- [About this task]: Lines where the string "Daily" appears are to be copied from the entries below.

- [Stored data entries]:
__________________________________________________

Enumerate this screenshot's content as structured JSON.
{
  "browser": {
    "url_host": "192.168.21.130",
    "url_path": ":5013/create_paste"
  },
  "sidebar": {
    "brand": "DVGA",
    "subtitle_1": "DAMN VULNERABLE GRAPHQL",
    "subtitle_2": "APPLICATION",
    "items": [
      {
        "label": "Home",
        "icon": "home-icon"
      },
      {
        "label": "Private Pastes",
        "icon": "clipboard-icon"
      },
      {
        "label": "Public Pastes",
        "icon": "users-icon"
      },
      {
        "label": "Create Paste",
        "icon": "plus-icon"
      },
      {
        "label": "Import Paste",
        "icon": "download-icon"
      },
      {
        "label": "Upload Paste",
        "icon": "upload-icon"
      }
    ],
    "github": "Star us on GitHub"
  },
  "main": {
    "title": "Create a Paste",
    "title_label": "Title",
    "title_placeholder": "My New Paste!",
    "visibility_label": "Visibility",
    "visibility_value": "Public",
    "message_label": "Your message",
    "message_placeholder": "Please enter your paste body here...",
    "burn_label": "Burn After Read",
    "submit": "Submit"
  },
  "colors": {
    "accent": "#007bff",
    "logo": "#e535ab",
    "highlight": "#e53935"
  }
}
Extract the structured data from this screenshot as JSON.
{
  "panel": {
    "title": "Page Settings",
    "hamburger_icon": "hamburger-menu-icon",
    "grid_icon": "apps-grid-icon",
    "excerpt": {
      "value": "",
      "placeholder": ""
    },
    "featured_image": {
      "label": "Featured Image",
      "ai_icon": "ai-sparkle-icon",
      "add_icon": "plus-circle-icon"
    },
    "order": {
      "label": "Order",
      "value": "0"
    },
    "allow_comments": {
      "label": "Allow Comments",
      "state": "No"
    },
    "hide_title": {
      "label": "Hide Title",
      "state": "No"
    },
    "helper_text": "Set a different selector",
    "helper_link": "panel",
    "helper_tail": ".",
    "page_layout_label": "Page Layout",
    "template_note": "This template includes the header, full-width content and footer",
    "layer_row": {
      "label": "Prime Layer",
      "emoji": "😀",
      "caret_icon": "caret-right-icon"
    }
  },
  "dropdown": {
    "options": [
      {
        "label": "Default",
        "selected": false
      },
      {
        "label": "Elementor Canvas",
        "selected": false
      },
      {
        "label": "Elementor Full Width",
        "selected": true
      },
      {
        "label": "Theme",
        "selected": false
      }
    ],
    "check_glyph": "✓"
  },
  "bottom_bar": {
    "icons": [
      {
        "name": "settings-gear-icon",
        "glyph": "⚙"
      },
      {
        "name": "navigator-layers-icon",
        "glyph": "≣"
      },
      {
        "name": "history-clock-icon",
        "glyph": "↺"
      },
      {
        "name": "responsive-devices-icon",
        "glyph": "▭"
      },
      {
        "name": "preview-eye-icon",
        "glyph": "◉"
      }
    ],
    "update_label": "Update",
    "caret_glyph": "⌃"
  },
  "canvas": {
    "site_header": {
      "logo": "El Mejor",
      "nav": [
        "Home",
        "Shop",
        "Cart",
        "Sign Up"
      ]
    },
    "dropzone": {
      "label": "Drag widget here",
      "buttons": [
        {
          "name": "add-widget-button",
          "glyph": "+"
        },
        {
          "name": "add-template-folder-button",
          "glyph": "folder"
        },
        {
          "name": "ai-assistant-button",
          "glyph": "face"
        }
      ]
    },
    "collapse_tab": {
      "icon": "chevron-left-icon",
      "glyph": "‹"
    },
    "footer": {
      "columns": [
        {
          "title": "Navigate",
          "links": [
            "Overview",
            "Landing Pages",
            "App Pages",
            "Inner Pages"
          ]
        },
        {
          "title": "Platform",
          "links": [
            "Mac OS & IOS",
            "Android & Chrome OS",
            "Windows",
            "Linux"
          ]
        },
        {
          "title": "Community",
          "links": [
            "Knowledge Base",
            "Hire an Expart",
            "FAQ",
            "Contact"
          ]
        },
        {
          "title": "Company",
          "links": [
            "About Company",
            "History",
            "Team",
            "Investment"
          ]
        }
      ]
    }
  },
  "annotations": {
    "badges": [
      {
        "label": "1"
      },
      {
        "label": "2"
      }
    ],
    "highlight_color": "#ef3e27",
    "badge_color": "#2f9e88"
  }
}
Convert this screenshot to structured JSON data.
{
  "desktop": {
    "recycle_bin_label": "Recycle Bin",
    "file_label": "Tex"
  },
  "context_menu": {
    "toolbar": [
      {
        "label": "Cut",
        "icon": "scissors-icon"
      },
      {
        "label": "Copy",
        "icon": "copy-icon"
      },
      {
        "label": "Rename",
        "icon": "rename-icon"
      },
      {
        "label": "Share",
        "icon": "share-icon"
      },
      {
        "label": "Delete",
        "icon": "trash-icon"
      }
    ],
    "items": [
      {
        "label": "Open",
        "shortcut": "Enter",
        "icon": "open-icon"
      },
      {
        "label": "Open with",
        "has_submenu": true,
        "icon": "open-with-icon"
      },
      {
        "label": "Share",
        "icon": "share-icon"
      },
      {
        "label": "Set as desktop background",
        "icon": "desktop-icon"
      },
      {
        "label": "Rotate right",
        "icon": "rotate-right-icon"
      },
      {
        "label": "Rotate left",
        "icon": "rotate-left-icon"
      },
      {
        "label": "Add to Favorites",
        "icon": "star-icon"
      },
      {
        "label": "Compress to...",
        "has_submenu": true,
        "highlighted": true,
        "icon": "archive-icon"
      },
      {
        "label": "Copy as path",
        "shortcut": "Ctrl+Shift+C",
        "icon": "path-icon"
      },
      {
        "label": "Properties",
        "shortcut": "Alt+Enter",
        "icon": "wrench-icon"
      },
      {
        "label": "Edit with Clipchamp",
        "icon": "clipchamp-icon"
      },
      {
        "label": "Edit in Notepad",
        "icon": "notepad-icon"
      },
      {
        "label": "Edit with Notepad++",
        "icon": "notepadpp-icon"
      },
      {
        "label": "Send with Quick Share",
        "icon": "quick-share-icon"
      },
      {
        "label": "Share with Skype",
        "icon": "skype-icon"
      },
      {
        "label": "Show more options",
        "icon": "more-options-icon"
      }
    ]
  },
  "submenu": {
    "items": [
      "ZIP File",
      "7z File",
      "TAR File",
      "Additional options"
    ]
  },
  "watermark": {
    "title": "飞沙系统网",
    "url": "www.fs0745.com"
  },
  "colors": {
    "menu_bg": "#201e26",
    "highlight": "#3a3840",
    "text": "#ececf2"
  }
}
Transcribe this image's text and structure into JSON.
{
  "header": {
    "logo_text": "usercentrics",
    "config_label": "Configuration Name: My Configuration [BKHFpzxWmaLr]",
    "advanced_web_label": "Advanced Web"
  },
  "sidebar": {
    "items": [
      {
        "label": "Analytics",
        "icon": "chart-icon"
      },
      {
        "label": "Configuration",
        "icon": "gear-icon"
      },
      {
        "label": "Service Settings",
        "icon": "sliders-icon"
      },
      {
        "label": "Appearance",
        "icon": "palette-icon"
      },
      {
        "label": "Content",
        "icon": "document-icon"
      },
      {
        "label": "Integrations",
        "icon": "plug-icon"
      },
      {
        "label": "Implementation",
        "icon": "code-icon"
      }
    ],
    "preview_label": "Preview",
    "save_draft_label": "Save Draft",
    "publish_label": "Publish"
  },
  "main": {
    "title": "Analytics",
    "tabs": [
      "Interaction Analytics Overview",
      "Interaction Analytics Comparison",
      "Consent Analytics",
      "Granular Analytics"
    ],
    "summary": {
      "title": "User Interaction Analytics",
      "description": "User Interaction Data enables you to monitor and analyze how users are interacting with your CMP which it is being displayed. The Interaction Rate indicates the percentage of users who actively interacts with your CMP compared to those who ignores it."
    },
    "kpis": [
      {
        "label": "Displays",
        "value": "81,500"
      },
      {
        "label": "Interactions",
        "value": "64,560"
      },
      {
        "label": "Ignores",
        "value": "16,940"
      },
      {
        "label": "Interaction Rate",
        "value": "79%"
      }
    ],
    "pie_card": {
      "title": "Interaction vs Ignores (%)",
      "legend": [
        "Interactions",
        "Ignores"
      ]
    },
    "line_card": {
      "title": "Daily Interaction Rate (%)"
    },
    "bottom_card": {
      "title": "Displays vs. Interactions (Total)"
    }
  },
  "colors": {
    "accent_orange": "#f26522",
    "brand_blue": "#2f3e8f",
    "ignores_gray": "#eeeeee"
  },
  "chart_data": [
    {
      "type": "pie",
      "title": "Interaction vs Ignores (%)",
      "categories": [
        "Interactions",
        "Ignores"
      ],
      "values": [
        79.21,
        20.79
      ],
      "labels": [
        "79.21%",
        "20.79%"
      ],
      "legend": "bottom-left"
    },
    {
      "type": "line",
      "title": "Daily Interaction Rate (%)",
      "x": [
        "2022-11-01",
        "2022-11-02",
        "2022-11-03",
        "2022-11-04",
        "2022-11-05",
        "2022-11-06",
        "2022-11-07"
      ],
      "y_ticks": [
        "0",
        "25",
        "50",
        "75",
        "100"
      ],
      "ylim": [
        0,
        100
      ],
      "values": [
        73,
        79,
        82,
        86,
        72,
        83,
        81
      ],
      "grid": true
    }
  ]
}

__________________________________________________

- [Worked solution]:
      "title": "Daily Interaction Rate (%)"
      "title": "Daily Interaction Rate (%)",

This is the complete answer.